Data to examine -
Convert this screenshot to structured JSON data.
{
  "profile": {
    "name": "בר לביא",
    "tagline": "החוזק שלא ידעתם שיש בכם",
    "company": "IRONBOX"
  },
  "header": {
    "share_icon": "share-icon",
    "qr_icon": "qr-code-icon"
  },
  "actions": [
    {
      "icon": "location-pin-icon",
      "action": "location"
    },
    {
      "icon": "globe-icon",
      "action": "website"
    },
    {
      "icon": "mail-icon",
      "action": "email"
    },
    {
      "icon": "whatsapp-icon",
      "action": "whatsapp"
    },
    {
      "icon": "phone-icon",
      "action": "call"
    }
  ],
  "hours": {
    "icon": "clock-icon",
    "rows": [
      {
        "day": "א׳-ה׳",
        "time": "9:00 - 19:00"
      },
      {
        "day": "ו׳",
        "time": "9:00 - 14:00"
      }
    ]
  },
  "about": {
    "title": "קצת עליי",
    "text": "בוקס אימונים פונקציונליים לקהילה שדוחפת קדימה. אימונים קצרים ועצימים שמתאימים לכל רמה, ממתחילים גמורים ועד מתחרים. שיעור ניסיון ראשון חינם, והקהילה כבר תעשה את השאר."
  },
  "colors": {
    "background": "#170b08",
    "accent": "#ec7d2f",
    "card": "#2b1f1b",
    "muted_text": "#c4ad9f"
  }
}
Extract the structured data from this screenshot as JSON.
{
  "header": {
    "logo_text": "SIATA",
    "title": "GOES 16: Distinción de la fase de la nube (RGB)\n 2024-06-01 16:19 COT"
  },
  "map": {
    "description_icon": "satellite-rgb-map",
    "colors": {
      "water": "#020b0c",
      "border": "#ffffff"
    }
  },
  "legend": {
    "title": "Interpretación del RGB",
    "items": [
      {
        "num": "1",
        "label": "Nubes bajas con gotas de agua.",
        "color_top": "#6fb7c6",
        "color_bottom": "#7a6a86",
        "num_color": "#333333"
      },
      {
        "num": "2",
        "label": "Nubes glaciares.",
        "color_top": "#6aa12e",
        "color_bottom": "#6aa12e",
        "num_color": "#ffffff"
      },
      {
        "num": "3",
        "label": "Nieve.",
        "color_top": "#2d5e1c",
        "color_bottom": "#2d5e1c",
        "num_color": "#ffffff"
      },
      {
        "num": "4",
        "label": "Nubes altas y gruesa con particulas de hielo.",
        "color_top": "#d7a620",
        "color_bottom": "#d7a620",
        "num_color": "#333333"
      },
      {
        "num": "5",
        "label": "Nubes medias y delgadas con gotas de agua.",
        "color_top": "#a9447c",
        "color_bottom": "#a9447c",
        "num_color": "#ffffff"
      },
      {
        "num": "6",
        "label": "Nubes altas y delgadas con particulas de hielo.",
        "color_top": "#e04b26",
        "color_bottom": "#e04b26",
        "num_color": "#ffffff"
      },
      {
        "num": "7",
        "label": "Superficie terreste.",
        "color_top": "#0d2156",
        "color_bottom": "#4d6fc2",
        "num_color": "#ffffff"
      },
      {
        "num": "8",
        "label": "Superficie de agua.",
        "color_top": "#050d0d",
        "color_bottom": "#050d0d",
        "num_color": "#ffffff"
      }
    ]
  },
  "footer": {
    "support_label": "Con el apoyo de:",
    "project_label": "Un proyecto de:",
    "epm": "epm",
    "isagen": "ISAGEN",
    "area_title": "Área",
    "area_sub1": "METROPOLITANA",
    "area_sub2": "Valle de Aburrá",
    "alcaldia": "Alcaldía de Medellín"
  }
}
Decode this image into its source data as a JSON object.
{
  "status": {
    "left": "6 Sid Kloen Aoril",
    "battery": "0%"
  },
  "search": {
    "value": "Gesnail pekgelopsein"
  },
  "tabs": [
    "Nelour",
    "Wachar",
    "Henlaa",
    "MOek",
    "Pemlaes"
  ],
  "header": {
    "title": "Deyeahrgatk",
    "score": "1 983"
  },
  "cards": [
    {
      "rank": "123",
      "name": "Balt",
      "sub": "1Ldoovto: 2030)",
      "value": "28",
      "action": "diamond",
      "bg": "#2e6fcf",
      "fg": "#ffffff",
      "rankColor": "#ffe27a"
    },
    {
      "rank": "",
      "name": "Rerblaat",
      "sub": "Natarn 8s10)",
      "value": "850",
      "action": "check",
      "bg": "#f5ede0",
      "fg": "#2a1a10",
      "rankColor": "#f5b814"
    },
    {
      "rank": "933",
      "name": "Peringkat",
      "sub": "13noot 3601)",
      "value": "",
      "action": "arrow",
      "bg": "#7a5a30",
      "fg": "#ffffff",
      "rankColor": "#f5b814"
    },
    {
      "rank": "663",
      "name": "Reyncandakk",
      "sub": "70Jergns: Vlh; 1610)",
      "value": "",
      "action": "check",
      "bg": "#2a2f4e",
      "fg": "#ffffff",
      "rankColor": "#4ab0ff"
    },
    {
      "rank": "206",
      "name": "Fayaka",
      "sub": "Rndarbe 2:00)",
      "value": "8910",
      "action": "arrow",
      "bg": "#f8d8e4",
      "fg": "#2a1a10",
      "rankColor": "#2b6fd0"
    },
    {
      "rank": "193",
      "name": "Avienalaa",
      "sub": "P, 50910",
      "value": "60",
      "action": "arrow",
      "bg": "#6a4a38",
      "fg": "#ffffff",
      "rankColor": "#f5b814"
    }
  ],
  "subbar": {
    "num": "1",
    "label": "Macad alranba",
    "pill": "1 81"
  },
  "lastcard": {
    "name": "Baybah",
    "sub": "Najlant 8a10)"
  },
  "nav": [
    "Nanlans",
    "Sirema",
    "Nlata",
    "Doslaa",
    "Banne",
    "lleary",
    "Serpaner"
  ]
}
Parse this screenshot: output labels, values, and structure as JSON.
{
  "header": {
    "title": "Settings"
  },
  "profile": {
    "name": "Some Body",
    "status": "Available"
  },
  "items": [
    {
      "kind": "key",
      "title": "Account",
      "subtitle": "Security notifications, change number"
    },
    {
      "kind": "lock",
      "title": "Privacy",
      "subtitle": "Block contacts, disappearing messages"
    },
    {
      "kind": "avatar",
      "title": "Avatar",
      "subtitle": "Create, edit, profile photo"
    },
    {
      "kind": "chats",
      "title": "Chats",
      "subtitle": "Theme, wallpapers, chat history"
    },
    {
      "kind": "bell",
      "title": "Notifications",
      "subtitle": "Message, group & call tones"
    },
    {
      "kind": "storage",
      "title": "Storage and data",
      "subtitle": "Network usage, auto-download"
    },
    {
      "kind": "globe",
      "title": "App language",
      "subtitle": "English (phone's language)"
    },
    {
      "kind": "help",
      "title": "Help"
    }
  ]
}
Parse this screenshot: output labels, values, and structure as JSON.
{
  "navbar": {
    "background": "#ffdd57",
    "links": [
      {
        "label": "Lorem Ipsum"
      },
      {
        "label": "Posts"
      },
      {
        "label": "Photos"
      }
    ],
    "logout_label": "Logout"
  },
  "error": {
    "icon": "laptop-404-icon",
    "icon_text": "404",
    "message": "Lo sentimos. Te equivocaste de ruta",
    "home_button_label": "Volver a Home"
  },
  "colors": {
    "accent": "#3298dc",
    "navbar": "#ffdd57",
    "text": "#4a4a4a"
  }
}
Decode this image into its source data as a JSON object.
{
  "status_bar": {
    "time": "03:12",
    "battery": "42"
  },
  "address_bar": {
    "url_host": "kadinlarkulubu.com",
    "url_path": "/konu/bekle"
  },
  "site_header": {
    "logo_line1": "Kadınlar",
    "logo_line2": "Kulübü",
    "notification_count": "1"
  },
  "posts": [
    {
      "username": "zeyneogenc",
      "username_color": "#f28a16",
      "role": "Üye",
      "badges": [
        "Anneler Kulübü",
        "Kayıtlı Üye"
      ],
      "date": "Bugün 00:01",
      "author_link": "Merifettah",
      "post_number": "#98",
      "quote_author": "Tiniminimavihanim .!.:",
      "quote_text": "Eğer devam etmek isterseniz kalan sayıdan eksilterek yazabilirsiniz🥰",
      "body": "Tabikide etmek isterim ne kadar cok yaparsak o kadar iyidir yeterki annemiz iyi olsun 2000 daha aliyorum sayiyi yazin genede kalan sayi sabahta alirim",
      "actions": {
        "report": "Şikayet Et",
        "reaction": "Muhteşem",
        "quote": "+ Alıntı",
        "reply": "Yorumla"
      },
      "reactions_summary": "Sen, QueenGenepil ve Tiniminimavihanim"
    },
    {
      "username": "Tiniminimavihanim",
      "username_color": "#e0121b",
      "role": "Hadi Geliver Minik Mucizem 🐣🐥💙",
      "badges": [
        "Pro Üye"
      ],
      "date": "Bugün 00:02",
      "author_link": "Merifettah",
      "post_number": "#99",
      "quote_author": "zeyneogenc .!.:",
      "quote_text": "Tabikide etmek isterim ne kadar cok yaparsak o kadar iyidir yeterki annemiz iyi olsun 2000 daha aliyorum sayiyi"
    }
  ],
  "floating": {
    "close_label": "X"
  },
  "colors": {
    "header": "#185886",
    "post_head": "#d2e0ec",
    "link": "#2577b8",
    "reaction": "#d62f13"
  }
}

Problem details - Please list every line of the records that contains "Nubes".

Output below -
        "label": "Nubes bajas con gotas de agua.",
        "label": "Nubes glaciares.",
        "label": "Nubes altas y gruesa con particulas de hielo.",
        "label": "Nubes medias y delgadas con gotas de agua.",
        "label": "Nubes altas y delgadas con particulas de hielo.",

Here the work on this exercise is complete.